**Task goal**
Using the listing below, keep only the lines with the word "image" and copy them.

**Dataset entries**
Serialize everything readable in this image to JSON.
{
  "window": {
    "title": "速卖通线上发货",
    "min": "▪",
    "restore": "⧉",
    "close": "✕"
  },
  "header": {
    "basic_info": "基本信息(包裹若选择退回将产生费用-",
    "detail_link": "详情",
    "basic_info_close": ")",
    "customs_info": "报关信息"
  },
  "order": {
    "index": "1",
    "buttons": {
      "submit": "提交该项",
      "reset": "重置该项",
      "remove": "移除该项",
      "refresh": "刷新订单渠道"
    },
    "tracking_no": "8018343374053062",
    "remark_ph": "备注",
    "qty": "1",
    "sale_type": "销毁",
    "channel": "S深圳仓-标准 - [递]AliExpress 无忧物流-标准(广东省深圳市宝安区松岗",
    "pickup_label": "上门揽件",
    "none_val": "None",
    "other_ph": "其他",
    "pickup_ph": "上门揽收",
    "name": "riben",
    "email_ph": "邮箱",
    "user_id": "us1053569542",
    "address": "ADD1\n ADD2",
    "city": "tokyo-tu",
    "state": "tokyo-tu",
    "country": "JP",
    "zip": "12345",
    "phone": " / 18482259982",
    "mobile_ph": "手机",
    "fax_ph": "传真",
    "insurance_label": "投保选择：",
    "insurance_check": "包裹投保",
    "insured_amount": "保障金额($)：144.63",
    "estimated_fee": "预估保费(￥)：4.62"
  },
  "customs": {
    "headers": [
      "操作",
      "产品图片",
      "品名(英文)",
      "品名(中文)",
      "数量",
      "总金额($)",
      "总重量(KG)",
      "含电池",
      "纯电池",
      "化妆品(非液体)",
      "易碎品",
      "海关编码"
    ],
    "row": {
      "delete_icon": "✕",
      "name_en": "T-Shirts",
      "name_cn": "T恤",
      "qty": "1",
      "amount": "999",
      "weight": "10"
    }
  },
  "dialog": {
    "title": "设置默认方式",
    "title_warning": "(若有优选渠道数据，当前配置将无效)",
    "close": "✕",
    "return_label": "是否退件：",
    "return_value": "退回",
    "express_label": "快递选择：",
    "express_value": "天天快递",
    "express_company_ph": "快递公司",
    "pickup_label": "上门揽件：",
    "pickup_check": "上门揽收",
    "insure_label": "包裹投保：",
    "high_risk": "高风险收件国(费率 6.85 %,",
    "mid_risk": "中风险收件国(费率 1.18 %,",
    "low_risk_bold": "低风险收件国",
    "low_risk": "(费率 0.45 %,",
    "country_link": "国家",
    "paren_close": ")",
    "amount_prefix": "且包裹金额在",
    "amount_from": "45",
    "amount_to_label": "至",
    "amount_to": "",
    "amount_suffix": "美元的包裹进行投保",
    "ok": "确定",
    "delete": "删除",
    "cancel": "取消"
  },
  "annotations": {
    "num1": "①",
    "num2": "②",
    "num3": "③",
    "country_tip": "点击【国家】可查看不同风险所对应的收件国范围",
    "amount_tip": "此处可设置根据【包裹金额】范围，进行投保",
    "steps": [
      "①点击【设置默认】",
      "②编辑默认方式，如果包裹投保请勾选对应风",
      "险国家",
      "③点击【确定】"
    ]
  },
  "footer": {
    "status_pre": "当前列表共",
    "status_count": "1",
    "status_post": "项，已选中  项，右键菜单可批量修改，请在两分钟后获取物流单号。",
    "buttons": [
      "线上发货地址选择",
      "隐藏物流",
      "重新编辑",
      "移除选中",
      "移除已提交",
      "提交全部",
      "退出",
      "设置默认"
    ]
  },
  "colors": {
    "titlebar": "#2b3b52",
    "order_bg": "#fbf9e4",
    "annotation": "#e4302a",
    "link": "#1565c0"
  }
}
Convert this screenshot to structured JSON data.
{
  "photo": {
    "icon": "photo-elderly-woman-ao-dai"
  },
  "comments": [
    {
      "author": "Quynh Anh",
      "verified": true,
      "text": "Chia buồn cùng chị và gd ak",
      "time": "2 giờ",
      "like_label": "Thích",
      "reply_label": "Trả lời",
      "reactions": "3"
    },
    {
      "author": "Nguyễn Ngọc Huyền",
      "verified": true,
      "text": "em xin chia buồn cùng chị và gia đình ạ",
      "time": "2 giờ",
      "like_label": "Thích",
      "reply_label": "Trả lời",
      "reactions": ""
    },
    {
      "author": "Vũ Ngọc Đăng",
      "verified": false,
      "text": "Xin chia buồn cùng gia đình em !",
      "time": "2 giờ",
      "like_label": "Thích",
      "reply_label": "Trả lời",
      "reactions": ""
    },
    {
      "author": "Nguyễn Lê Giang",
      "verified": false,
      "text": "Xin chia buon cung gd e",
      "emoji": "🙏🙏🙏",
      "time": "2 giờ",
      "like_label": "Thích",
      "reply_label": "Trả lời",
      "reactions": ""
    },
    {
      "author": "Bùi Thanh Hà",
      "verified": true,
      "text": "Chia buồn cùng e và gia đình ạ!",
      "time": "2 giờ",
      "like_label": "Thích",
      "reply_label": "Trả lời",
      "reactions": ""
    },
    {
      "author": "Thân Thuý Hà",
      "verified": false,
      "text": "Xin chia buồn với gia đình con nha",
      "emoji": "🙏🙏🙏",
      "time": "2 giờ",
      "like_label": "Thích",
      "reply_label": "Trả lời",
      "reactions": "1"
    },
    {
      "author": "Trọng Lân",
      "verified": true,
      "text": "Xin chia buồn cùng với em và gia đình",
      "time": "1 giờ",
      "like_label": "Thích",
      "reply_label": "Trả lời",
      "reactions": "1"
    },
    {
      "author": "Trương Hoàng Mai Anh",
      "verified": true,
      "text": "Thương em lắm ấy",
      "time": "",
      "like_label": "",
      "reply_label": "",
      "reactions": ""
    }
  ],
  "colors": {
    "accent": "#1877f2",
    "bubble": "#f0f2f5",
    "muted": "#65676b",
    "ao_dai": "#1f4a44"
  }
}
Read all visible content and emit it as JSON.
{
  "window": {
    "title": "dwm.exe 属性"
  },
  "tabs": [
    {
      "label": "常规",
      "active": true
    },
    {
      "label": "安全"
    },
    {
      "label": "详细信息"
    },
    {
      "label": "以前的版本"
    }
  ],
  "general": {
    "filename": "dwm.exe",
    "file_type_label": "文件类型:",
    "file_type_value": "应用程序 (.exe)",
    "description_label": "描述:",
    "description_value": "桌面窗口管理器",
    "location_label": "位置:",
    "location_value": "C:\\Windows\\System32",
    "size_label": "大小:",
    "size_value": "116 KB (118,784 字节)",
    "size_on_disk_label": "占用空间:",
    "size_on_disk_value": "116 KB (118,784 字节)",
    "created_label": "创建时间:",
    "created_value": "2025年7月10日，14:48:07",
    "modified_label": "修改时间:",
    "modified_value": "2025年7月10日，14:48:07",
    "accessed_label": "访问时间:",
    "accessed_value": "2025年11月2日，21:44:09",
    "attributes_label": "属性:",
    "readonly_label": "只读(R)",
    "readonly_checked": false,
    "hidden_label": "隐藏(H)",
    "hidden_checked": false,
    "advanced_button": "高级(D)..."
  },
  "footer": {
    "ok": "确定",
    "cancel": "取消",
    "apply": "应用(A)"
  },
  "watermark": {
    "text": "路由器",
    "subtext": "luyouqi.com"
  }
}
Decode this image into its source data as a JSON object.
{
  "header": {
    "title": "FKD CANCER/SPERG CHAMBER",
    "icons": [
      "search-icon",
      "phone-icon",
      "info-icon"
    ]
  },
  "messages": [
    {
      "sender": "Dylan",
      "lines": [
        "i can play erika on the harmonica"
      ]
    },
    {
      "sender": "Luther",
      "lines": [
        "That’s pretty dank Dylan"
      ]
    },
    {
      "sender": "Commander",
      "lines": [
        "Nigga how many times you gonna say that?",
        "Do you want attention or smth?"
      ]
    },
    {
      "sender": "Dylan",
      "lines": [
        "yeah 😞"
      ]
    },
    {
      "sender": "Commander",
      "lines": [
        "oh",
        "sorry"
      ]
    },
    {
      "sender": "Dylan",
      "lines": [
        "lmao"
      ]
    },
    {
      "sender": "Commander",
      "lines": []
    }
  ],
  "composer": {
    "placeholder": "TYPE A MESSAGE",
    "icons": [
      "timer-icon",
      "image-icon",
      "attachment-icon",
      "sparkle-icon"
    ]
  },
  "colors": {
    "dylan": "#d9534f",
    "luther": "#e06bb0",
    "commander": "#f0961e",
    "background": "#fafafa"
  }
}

**Result**
Serialize everything readable in this image to JSON.
Decode this image into its source data as a JSON object.
      "image-icon",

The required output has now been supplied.